Most parents consider what media is being consumed by their children and dutifully provide age appropriate DVDs and games, and switch off the TV before the 9pm watershed. Parental settings are placed on smartphones and other technological paraphernalia.
We are aware that some material out there is not good to be consumed by our 11 or 8 year olds. We install filters on our internet too (OpenDNS is a great, free service that works via the router to all computers in the house). We feel we’re at least making an effort to protect our children from sinister content and feel we can relax a little, right?
Since time immemorial, older kids introduce the younger ones to vile language and rude jokes. Can’t really be stopped, I accept that. But that’s where it used to stay: in the school playground or dinner hall – confined to a few minutes a day or subject to threats of detention if overheard by a zealous teacher. Most kids realised it was pretty naughty and took care over what they repeated.
But then someone came up with YouTube. I love YouTube; I think it’s a great idea and a great tool. But I wish they would come up with a YouTube for kids, that was free from the uncensored bile that is spewing forth from its videos these days.
The same parent that won’t let their child watch The Simpsons because of its rude content, may not realise that young Jack is happily viewing Epic Rap Battles of History which all his friends are raving about.
To save you the bother, I’ll explain: These are witty little raps between two characters from history or popular culture who engage in a slanging match of sorts, whereby they sing their own praises while dissing their opponent in uber derogative fashion. Thus we have Hitler vs Darth Vader, Moses vs Santa and Dr Seuss vs William Shakespeare. Sounds fun?
It is, to an extent. It’s a clever idea and very entertaining.
But this is 18+ stuff that you would have only come across on the comedian circuits or late night Channel 4 programming in a previous generation.
The first video I mentioned in this piece, at 1 minute 41 seconds long, contains 9 expletives or crude phrases. That’s one every eleven seconds! And it’s being watched repeatedly and regurgitated by the masses at a secondary school near you.
Perhaps more disconcerting than the profanity, is the misrepresentation of historic figures, along with the trivialization of some major events (holocaust, slavery and the like). Prepare to see a whole load of Hitler impersonations in school corridors very soon. And unsuspecting eleven year olds getting unwittingly put in detention or accused of racism for something they really don’t understand and haven’t been taught yet.
Thanks a lot, YouTube!
This is where parenting gets tricky. You can easily keep some unsavoury stuff away from your primary (elementary) aged children. But be prepared for an onslaught of filth once your child enters secondary education.
I’m now thinking about blocking Youtube on the older boys’ iPod touches and only allowing it on a family computer at specified times. No, it won’t stop what they see at lunchtime, but it’ll prevent the multiple, mindless viewing.

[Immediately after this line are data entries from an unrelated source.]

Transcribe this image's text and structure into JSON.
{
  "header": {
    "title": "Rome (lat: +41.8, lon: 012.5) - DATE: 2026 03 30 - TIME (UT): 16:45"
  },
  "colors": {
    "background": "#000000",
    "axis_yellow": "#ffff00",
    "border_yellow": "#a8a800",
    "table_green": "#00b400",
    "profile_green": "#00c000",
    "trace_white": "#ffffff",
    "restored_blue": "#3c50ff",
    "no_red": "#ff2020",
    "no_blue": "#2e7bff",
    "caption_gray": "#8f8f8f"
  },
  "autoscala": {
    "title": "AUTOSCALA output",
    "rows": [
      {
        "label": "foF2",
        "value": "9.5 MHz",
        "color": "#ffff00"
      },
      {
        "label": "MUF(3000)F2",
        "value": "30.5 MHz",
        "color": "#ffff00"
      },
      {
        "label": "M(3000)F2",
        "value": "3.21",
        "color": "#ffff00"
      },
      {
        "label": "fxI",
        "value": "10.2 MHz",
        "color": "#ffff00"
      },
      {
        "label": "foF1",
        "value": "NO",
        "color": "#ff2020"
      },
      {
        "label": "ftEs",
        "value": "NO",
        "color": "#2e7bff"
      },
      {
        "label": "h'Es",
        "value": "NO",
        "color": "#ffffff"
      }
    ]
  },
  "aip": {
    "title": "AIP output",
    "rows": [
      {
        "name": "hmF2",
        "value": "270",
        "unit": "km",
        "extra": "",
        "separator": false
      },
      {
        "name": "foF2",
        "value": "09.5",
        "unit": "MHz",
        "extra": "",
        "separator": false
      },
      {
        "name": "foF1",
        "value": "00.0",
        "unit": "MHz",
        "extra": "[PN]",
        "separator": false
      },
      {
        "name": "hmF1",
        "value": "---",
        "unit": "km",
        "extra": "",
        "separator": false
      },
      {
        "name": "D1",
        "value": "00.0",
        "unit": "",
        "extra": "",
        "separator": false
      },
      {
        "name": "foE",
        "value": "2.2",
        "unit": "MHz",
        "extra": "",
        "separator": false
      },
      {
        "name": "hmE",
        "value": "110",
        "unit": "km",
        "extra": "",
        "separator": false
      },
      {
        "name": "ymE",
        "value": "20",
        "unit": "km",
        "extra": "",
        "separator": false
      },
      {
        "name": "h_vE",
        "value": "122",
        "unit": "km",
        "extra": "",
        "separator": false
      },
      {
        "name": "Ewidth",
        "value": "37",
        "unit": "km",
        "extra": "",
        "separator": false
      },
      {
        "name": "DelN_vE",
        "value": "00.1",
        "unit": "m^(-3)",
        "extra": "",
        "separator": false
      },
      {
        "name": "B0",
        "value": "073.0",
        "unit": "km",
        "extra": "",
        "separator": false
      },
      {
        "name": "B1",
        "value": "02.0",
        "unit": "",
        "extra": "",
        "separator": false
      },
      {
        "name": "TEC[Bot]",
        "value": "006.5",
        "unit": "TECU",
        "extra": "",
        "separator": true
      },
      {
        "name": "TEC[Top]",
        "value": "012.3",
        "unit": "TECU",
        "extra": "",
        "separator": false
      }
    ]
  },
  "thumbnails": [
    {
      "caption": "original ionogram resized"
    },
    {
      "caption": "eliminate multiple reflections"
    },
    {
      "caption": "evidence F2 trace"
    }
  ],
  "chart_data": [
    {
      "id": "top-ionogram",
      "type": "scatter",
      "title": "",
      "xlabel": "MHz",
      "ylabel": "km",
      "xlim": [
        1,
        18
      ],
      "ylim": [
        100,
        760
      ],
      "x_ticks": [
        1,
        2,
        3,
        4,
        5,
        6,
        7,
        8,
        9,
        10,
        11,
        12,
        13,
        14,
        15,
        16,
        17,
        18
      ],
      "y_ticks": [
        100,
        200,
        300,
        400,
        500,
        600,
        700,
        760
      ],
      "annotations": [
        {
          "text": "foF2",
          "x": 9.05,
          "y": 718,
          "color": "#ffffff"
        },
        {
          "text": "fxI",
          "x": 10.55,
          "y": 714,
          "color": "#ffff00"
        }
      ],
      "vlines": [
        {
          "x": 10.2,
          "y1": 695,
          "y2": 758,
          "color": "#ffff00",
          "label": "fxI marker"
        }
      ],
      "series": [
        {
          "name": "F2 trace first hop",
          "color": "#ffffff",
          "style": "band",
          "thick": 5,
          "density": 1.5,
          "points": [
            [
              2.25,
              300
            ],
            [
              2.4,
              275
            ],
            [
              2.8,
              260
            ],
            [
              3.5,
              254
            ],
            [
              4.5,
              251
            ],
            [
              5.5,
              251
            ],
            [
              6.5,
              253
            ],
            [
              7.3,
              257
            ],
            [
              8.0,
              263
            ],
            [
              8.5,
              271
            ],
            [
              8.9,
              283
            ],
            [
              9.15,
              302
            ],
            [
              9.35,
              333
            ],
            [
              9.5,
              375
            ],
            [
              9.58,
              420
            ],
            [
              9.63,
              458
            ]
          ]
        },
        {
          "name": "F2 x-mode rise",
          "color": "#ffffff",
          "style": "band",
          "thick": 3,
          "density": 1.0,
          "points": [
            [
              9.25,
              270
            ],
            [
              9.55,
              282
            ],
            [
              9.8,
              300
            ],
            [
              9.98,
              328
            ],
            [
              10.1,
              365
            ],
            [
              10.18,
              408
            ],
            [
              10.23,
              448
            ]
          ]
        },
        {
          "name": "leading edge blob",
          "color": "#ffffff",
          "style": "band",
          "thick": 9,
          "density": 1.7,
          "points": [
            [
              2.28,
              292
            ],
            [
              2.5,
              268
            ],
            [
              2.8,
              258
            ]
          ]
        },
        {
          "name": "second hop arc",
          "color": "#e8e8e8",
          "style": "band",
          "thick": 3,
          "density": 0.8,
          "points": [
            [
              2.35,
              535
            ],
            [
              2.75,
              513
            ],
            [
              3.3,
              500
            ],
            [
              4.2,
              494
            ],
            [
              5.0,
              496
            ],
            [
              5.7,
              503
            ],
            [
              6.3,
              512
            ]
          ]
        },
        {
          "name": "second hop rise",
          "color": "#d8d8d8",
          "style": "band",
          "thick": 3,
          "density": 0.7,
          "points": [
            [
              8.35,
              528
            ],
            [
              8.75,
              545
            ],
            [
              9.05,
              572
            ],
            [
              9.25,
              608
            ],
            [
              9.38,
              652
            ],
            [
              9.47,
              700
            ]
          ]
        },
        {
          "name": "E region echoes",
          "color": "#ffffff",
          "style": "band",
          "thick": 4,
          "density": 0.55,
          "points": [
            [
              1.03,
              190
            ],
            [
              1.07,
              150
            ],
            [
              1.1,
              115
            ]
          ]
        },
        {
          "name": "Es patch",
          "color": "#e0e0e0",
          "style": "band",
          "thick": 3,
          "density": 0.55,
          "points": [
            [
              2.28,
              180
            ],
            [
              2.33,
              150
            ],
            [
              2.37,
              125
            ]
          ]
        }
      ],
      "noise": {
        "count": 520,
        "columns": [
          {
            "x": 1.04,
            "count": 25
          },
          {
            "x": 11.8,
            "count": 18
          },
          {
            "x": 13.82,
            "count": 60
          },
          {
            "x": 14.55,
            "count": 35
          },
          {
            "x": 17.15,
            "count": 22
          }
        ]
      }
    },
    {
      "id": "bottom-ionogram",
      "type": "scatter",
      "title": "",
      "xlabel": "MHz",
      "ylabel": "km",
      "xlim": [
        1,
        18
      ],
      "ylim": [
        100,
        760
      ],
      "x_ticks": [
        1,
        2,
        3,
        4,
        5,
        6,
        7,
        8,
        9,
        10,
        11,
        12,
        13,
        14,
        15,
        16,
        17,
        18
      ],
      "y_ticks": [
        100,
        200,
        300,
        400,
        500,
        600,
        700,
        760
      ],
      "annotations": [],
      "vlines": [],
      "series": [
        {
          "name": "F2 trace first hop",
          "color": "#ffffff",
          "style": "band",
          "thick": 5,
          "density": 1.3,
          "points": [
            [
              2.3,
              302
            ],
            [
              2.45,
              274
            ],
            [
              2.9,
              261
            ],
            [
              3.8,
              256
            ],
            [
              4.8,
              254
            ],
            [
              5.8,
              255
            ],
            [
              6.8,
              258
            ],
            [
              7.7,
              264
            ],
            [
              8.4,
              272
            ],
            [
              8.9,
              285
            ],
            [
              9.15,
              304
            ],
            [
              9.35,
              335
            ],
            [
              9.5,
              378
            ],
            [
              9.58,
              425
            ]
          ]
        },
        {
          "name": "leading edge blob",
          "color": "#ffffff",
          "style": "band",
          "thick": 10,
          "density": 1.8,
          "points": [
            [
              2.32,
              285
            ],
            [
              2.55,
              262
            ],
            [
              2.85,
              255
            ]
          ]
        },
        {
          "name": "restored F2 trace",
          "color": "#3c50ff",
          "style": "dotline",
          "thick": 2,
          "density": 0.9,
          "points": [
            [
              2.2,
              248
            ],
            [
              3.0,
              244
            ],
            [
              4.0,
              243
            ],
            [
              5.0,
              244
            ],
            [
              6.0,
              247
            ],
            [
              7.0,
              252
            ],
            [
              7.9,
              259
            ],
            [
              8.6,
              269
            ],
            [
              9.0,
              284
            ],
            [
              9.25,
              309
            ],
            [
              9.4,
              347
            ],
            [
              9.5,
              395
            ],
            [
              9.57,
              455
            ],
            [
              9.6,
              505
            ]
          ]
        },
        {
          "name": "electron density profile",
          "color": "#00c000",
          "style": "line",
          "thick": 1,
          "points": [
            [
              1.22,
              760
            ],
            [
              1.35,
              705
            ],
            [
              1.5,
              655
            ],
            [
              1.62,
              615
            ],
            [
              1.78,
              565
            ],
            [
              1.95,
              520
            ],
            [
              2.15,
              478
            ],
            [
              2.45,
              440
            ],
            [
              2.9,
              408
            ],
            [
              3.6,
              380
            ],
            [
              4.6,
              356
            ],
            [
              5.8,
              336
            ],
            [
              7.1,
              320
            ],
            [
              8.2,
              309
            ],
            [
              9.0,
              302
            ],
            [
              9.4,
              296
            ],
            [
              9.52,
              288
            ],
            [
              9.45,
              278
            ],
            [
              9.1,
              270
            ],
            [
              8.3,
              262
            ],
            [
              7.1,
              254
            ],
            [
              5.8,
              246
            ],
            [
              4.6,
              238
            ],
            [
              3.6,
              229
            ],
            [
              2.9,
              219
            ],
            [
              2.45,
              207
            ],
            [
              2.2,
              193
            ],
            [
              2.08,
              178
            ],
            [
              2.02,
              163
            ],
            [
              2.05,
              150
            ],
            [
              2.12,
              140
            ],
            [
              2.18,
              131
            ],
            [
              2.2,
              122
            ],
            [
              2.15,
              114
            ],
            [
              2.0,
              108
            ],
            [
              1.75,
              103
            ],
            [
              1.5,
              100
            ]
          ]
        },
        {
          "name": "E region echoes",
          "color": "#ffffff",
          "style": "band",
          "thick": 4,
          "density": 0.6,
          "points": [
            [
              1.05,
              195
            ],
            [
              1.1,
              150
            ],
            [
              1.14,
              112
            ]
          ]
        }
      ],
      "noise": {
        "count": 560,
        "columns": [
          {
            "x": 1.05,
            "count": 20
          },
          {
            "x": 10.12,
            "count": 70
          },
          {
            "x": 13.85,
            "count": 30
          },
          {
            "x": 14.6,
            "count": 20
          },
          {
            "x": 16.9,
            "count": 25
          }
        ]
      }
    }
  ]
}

Ugh, the challenges of the Internet Age. I don’t like to ban everything, but something needs to be done. We may have blocked the porn, but YouTube is broadcasting something akin to audio porn. And the masses are lapping it up. Hitler vs Darth Vader has racked up over 68 million views, and it’s readily available for your younger children to see too.
How do other parents handle these dilemmas?
first of all, I like your post a lot and you’re not one of those parents who blame the internet for everything, you also did your homewokr and informed yourself, so well done!
But unfortunately I disagree with you. First off, what are eight or eleven year-olds doing on the internet anyway? When I was eleven I played with dolls. And epic battles of history is not about representing hostoric figures it’s about satirising them.So when your children are not able to excogitate what say see on the internet then they shouldn’t be there.
Thanks for commenting Theresa. Regarding children being on the internet at a young age – I actually agree with you. But these days schools in the UK require that children conduct a lot of ‘research’ on the internet for homework or encourage them to use online educational tools such as ‘Mathletics’. It’s tricky to keep them offline in this era.
As for the issue of satire – I also agree with your comment. The alarming thing is that children who have little concept of the historical events are not in a position to fully comprehend or appreciate satire, yet this content is being consumed voraciously by pre-teens. Even if I banned my children from accessing the internet at home (apart for homework), they have countless friends who would eagerly spend an hour at lunchtime sharing these latest viral videos with them on their iPhones and iPods. (Thankfully this does not yet occur at my 8 year old’s school, where such gadgets are not allowed.)
In the meantime, as a parent with a modest interest in history, I’m taking the opportunity to discuss some events with my older children.
i get your point there and on second thought keeping your kids off the internet in the 21st century seems nearly impossible. I would suggest talking to your kids about what their friends are doing on the internet or even to watch said videos with them and explain the idea behind them. This seems like the most radical but also for me the most logical way to solve this problem. And in this point it is not Youtube’s task to keep your children from those videos but yours as a parent, And if all parents – unfortunately they don’t – keep track on what their children are doing on the internet, there won’t be any friends who can show inappropriate stuff to your children since they aren’t allowed to see it either.